Temporary Labour

Understanding the Alternatives to Temporary Labour

The hiring and management of temporary labour can be an expensive business. However, there are alternative ways to bolster your workforce, explains Jon Milton, Business Development Director at Comensura.

Temporary Labour

Temporary labour comes in many forms, sometimes to cover permanent workers absent from work, or to fulfil short-term demand. In each case, the hiring manager’s default position will be to hire this resource from an agency. However, just because the need is temporary and use of an agency has always been a sensible approach in the past, doesn’t mean that it’s the way it always needs to be done.

In certain situations there can be more cost effective and flexible alternatives to temporary labour, to supplement the use of agency workers. Here we highlight various options for consideration.

Reassigning a permanent worker

There may be one or more existing permanent employees who can be reassigned, seconded or trained to provide short-term cover. If it’s an important role, some businesses have permanent workers trained to step up when the need arises and their role is then back-filled with a temporary worker.

Your business may also have a number of employees currently facing redeployment or redundancy that may be also seeking new opportunities.

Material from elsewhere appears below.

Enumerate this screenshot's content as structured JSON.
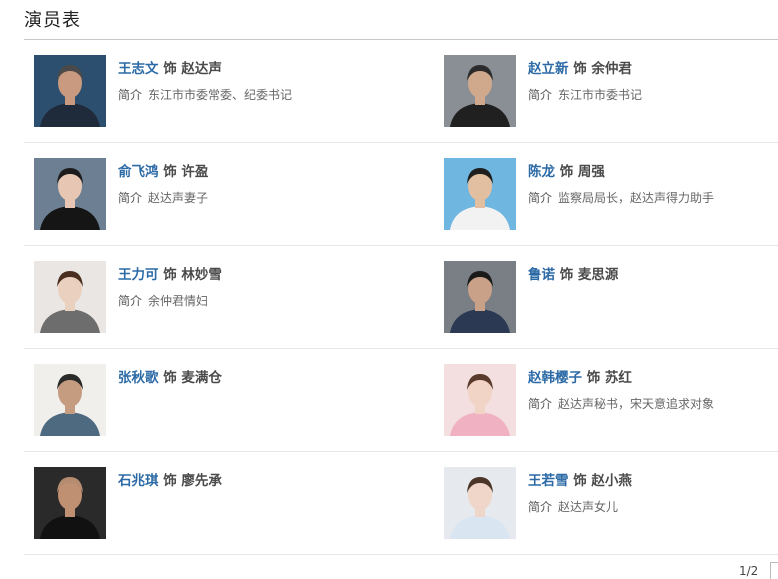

Alternatively, the demand from across your business may be stable and large enough to justify and sustain an increase in the number of permanent workers.

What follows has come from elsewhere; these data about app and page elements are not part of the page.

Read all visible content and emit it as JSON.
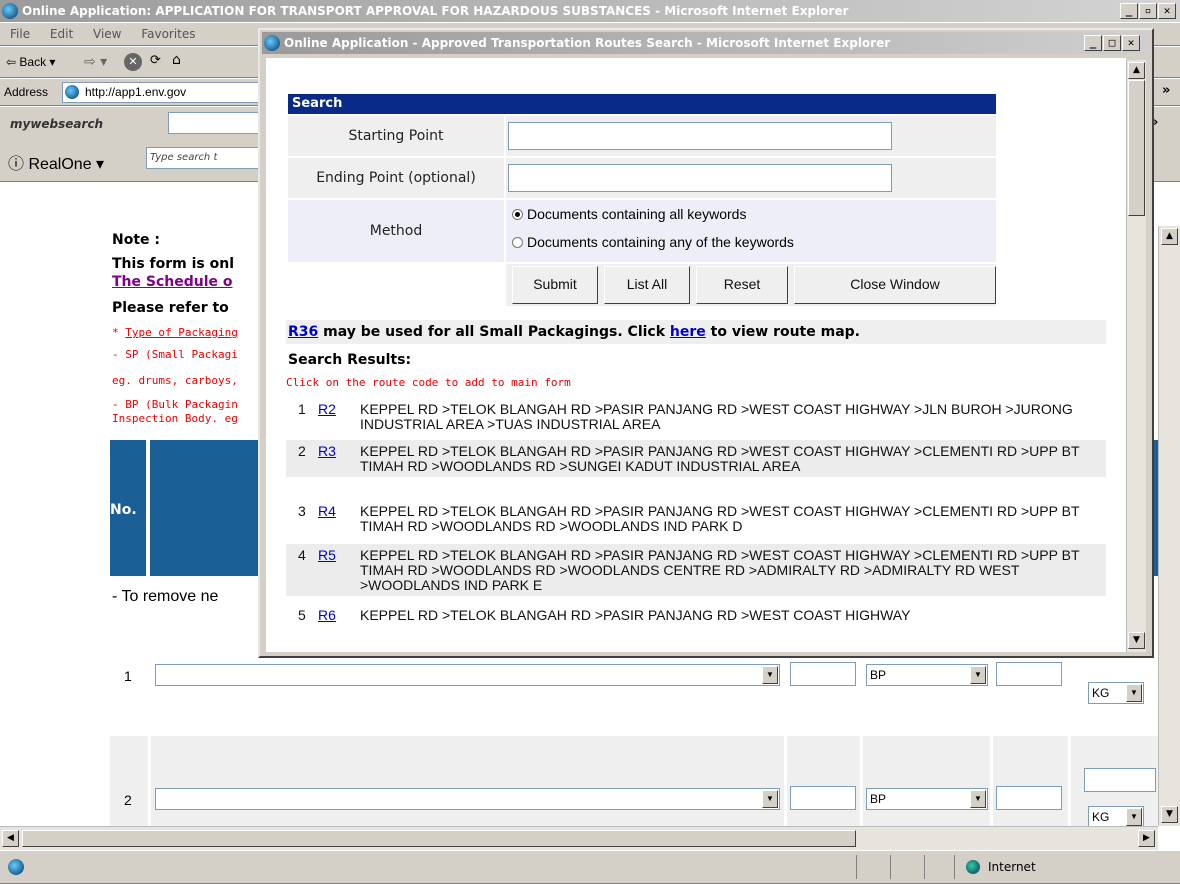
{
  "main_window": {
    "title": "Online Application: APPLICATION FOR TRANSPORT APPROVAL FOR HAZARDOUS SUBSTANCES - Microsoft Internet Explorer",
    "menu": [
      "File",
      "Edit",
      "View",
      "Favorites"
    ],
    "back_label": "Back",
    "address_label": "Address",
    "address_value": "http://app1.env.gov",
    "mywebsearch": "mywebsearch",
    "realone": "RealOne",
    "realone_placeholder": "Type search t",
    "chevron": "»"
  },
  "page": {
    "note_label": "Note :",
    "form_only": "This form is onl",
    "schedule_link": "The Schedule o",
    "please_refer": "Please refer to",
    "type_packaging": "Type of Packaging",
    "sp_line": "- SP (Small Packagi",
    "eg_line": "eg. drums, carboys,",
    "bp_line": "- BP (Bulk Packagin",
    "inspection_line": "Inspection Body. eg",
    "table_no_header": "No.",
    "remove_note": "- To remove ne",
    "rows": [
      {
        "no": "1",
        "packaging": "BP",
        "unit": "KG"
      },
      {
        "no": "2",
        "packaging": "BP",
        "unit": "KG"
      }
    ]
  },
  "status_bar": {
    "zone": "Internet"
  },
  "popup": {
    "title": "Online Application - Approved Transportation Routes Search - Microsoft Internet Explorer",
    "search_header": "Search",
    "starting_point_label": "Starting Point",
    "starting_point_value": "",
    "ending_point_label": "Ending Point (optional)",
    "ending_point_value": "",
    "method_label": "Method",
    "method_options": [
      "Documents containing all keywords",
      "Documents containing any of the keywords"
    ],
    "method_selected_index": 0,
    "buttons": {
      "submit": "Submit",
      "list_all": "List All",
      "reset": "Reset",
      "close": "Close Window"
    },
    "notice_code": "R36",
    "notice_text": " may be used for all Small Packagings. Click ",
    "notice_link": "here",
    "notice_tail": " to view route map.",
    "results_heading": "Search Results:",
    "results_hint": "Click on the route code to add to main form",
    "results": [
      {
        "no": "1",
        "code": "R2",
        "route": "KEPPEL RD >TELOK BLANGAH RD >PASIR PANJANG RD >WEST COAST HIGHWAY >JLN BUROH >JURONG INDUSTRIAL AREA >TUAS INDUSTRIAL AREA"
      },
      {
        "no": "2",
        "code": "R3",
        "route": "KEPPEL RD >TELOK BLANGAH RD >PASIR PANJANG RD >WEST COAST HIGHWAY >CLEMENTI RD >UPP BT TIMAH RD >WOODLANDS RD >SUNGEI KADUT INDUSTRIAL AREA"
      },
      {
        "no": "3",
        "code": "R4",
        "route": "KEPPEL RD >TELOK BLANGAH RD >PASIR PANJANG RD >WEST COAST HIGHWAY >CLEMENTI RD >UPP BT TIMAH RD >WOODLANDS RD >WOODLANDS IND PARK D"
      },
      {
        "no": "4",
        "code": "R5",
        "route": "KEPPEL RD >TELOK BLANGAH RD >PASIR PANJANG RD >WEST COAST HIGHWAY >CLEMENTI RD >UPP BT TIMAH RD >WOODLANDS RD >WOODLANDS CENTRE RD >ADMIRALTY RD >ADMIRALTY RD WEST >WOODLANDS IND PARK E"
      },
      {
        "no": "5",
        "code": "R6",
        "route": "KEPPEL RD >TELOK BLANGAH RD >PASIR PANJANG RD >WEST COAST HIGHWAY"
      }
    ]
  }
}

Fixed term contracts

The demand for temporary workers may be stable and consistent for a set period of time in the year. In this scenario, recruiting employees to the business on fixed-term contracts may be a viable alternative to temporary labour.

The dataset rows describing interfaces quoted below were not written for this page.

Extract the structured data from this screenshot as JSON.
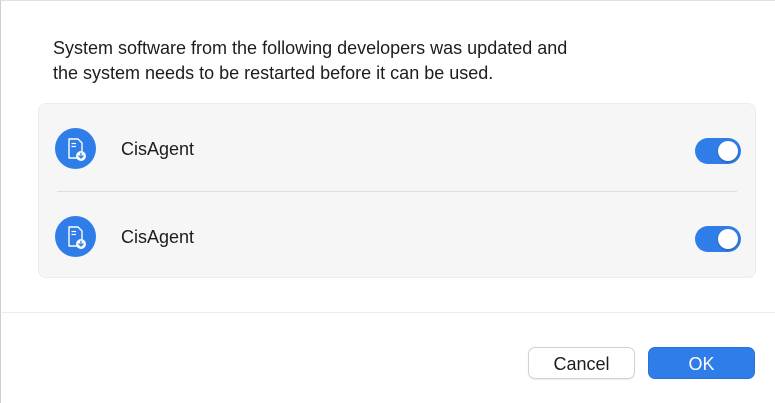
{
  "dialog": {
    "message_line1": "System software from the following developers was updated and",
    "message_line2": "the system needs to be restarted before it can be used."
  },
  "developers": [
    {
      "name": "CisAgent",
      "icon": "document-download-icon",
      "enabled": true
    },
    {
      "name": "CisAgent",
      "icon": "document-download-icon",
      "enabled": true
    }
  ],
  "buttons": {
    "cancel_label": "Cancel",
    "ok_label": "OK"
  },
  "colors": {
    "accent": "#2f7de8",
    "list_background": "#f6f6f6"
  }
}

Direct workers

Your organisation may be able to create a database of people who are ready-to-work on a temporary basis when called upon. This approach can be referred to as the ‘staff bank’, ‘internal resourcing pool’ or ‘benched resource.’ It typically uses an internal agency approach and contracts workers to temporary or flexible roles.

This can work well in areas of your business where your need for temporary labour is low but with spikes in demand throughout the year. From a worker perspective it can be a beneficial way to retain the skills and experience of older, possibly retired workers, who want to continue working on a temporary, part-time or flexible basis.

Limited Company Contractors

Another alternative is to contract with workers who set themselves up as a limited company. This works best for highly skilled or project-led assignments where a defined scope of needs can be set and the worker measured and paid against milestones and deliverables, rather than salaried costs. It is important to note that in some sectors, such as IT, the best qualified and skilled workers may only work on a limited company basis.

Welfare to work

Your business may be able to work with Jobcentre Plus and welfare-to-work agencies to offer employment opportunities to long-term unemployed people. These agencies focus on getting candidates job-ready, typically by assessing the specific skills you require and then providing potential candidates with the relevant training and support. This approach can be a useful way to fill entry-level positions.

Apprenticeships

If your business has an apprenticeship programme you may be able to assign the apprentice to a relevant task.

Use of agencies remains a sure fire way of meeting significant temporary staffing demand but it doesn’t have to be your only strategy. These alternative approaches can help remove or reduce demand for pure temporary labour too. The key is to plan for your workforce requirements with an open-mind and evaluate the merits of how and when you use the non-permanent workforce.